The classroom has, for a long time, been the principal place for education; other spaces were considered instrumental or accessory. Each place in a school was designed for a specific use and remained unused at other times: for example, corridors were used purely to move within the school; the gym or laboratories were only used at set times and not for daily teaching.

Environments outside the school also fell into the category of spaces considered instrumental or complementary, designed as places in which to carry out certain activities, strictly related to their intended use, such as play and recreational activities or activities connected to motor activities. Flower beds and garden areas were often installed purely to add an aesthetic quality to buildings.

In order to investigate the use that Italian schools are making of outside areas to develop curricular educational activities and how these spaces are equipped with furniture and green areas to support teacher projects, the INDIRE research line – School architecture in collaboration with the Research Line on Small Schools launched a national survey to identify significant examples of schools that use outdoor learning environments for teaching, based on the INDIRE 1 + 4 Manifesto.

To define the outdoor learning environment, the research took as a reference the ‘target’ prepared by Higgins and Nicol (2002) with regard to the first two bands that identify the outside spaces within the school’s perimeter (playground) and those in the immediate vicinity (local neighbourhood), in places deemed as having natural characteristics (gardens, parks, reserves, rivers, etc.) or urban characteristics (rest areas, courtyards, squares, meeting points, etc.).

Two questionnaires will be issued:

  • one addressed to all the Reference Institutes of the first and second level schools;
  • one aimed at a stratified sample of Small schools across the country.

Both questionnaires will allow research into:

  • mapping the types of outdoor spaces on the basis of the 1 + 4 Manifesto (functional spaces) and a taxonomy on teaching environments (Seydel, 2018);
  • identifying the types of equipment (furniture and plants) also with reference to environmental sustainability;
  • describing how the outdoor space provided supports teaching. 

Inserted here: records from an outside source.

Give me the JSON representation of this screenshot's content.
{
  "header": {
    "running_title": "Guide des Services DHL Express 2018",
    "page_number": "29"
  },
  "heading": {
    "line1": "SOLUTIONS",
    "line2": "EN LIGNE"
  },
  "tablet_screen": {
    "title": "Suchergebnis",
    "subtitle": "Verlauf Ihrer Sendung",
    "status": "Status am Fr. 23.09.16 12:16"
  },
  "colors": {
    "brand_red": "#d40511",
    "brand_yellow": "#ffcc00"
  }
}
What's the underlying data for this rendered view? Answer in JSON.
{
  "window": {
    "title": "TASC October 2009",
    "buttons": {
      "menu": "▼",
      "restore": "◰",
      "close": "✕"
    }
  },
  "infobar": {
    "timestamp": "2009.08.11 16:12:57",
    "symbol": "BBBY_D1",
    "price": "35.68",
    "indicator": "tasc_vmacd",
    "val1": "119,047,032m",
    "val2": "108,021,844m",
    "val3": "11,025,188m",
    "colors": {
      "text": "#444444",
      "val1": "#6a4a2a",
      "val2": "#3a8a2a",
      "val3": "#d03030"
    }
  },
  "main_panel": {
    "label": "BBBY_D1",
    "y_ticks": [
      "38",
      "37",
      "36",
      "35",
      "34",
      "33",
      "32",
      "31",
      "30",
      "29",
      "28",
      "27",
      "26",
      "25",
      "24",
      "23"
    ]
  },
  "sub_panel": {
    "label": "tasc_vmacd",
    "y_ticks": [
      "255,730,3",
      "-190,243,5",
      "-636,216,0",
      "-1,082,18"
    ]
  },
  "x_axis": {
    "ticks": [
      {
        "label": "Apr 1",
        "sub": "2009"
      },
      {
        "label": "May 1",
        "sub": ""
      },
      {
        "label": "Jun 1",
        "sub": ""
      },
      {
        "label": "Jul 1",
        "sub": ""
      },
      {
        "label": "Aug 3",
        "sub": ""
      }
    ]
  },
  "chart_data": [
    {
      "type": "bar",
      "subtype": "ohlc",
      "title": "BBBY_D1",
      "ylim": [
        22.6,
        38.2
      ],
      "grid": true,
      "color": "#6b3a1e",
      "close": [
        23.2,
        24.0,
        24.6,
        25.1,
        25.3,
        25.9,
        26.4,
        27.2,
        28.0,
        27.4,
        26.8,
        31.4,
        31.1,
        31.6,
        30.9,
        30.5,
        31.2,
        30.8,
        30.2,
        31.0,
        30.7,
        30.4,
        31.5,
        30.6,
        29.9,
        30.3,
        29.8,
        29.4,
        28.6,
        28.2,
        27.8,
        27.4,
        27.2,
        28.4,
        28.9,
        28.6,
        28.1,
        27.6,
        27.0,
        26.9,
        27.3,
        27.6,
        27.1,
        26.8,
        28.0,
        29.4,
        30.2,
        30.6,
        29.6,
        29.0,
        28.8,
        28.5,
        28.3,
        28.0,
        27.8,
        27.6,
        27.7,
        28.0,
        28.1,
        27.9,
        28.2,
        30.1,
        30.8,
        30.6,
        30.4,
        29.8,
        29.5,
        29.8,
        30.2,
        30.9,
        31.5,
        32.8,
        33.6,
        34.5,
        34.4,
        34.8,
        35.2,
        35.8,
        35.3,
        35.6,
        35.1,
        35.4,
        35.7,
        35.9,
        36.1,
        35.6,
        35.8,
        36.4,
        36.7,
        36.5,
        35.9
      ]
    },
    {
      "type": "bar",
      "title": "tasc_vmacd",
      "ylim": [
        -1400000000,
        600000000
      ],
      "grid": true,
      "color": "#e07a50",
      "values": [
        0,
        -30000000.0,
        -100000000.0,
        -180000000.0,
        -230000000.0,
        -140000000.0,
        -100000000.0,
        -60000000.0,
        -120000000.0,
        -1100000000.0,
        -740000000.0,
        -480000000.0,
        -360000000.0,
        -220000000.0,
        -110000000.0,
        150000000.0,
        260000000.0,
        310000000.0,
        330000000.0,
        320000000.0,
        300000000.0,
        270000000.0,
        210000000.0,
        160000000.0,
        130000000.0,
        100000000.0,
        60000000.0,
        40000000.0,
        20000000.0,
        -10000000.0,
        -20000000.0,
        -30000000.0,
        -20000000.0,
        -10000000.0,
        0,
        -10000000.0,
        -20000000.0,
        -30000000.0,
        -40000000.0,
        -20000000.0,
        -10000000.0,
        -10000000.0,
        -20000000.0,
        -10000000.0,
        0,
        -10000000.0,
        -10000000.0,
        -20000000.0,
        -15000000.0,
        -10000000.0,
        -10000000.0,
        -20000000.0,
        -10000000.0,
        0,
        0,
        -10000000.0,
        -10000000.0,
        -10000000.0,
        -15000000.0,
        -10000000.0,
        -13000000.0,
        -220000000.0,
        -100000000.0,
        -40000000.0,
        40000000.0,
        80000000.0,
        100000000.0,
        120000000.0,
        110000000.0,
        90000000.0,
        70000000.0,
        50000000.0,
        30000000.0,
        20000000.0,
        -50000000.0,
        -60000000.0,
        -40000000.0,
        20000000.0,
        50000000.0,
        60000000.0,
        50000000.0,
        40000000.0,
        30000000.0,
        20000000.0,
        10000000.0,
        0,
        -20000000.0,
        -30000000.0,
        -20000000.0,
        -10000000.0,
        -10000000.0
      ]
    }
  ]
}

The survey will make it possible to obtain important information about how schools use their outdoor spaces, in what way and with what frequency teachers carry out teaching activities in them, how outdoor teaching is included in the school’s vision and what alliances have been created in support of an educational programme that relies on the use of outdoor spaces. The data should also provide a picture of how the spaces are set up and whether the furnishings and plants are functional to support the teaching activities. Finally, the questionnaire will also allow users to describe the reasons for not making use of outdoor spaces.

This is a large-scale participatory project in which all schools will contribute to the creation of a database of public interest.

The ultimate goal, in line with the INDIRE mission, is to guide research initiatives but also those of the regional and national school governance bodies, starting with what the schools actually propose or need. 

The outcome of the research, which will end with a publication, will aim to transfer the knowledge acquired to organisational bodies and entities through the involvement of schools and local authorities.

Stefania Chipa and Matteo Nardella

Montagnola Gramsci Istituto Comprensivo [Unified School], Florence (school architecture photo archive)

National survey to identify significant examples of schools that use outdoor learning environments for teaching, based on INDIRE’s Manifesto 1 + 4

Type: Survey

“Cluster” area
“Plus” classroom area
Educational Landscape
Teaching practice